=== Begin Enclosure ===

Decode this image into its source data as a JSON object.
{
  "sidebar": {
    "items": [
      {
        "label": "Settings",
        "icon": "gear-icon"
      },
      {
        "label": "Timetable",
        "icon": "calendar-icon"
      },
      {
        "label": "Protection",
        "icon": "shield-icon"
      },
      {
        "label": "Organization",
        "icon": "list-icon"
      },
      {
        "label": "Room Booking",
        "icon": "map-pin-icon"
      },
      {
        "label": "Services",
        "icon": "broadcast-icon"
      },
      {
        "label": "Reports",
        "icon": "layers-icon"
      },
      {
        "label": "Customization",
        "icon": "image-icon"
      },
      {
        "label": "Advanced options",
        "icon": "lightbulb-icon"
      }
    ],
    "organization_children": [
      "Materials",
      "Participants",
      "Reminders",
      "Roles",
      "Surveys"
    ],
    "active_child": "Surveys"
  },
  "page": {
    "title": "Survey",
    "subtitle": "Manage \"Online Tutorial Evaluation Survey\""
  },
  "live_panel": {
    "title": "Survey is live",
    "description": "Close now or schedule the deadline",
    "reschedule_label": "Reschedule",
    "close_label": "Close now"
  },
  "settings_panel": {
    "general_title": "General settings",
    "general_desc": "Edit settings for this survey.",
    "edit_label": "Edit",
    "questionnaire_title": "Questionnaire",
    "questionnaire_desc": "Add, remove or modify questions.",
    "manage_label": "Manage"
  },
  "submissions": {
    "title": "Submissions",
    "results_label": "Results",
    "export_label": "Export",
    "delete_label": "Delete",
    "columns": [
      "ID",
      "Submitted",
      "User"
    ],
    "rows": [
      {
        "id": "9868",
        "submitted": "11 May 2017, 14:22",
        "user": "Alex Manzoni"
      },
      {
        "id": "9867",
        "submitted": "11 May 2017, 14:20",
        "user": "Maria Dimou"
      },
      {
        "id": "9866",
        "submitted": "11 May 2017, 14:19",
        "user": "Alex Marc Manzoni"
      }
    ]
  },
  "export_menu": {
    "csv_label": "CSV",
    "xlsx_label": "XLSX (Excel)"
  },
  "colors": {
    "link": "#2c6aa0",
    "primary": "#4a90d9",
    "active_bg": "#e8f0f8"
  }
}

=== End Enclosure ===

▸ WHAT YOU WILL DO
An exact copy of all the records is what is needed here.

▸ YOUR SOLUTION
Decode this image into its source data as a JSON object.
{
  "sidebar": {
    "items": [
      {
        "label": "Settings",
        "icon": "gear-icon"
      },
      {
        "label": "Timetable",
        "icon": "calendar-icon"
      },
      {
        "label": "Protection",
        "icon": "shield-icon"
      },
      {
        "label": "Organization",
        "icon": "list-icon"
      },
      {
        "label": "Room Booking",
        "icon": "map-pin-icon"
      },
      {
        "label": "Services",
        "icon": "broadcast-icon"
      },
      {
        "label": "Reports",
        "icon": "layers-icon"
      },
      {
        "label": "Customization",
        "icon": "image-icon"
      },
      {
        "label": "Advanced options",
        "icon": "lightbulb-icon"
      }
    ],
    "organization_children": [
      "Materials",
      "Participants",
      "Reminders",
      "Roles",
      "Surveys"
    ],
    "active_child": "Surveys"
  },
  "page": {
    "title": "Survey",
    "subtitle": "Manage \"Online Tutorial Evaluation Survey\""
  },
  "live_panel": {
    "title": "Survey is live",
    "description": "Close now or schedule the deadline",
    "reschedule_label": "Reschedule",
    "close_label": "Close now"
  },
  "settings_panel": {
    "general_title": "General settings",
    "general_desc": "Edit settings for this survey.",
    "edit_label": "Edit",
    "questionnaire_title": "Questionnaire",
    "questionnaire_desc": "Add, remove or modify questions.",
    "manage_label": "Manage"
  },
  "submissions": {
    "title": "Submissions",
    "results_label": "Results",
    "export_label": "Export",
    "delete_label": "Delete",
    "columns": [
      "ID",
      "Submitted",
      "User"
    ],
    "rows": [
      {
        "id": "9868",
        "submitted": "11 May 2017, 14:22",
        "user": "Alex Manzoni"
      },
      {
        "id": "9867",
        "submitted": "11 May 2017, 14:20",
        "user": "Maria Dimou"
      },
      {
        "id": "9866",
        "submitted": "11 May 2017, 14:19",
        "user": "Alex Marc Manzoni"
      }
    ]
  },
  "export_menu": {
    "csv_label": "CSV",
    "xlsx_label": "XLSX (Excel)"
  },
  "colors": {
    "link": "#2c6aa0",
    "primary": "#4a90d9",
    "active_bg": "#e8f0f8"
  }
}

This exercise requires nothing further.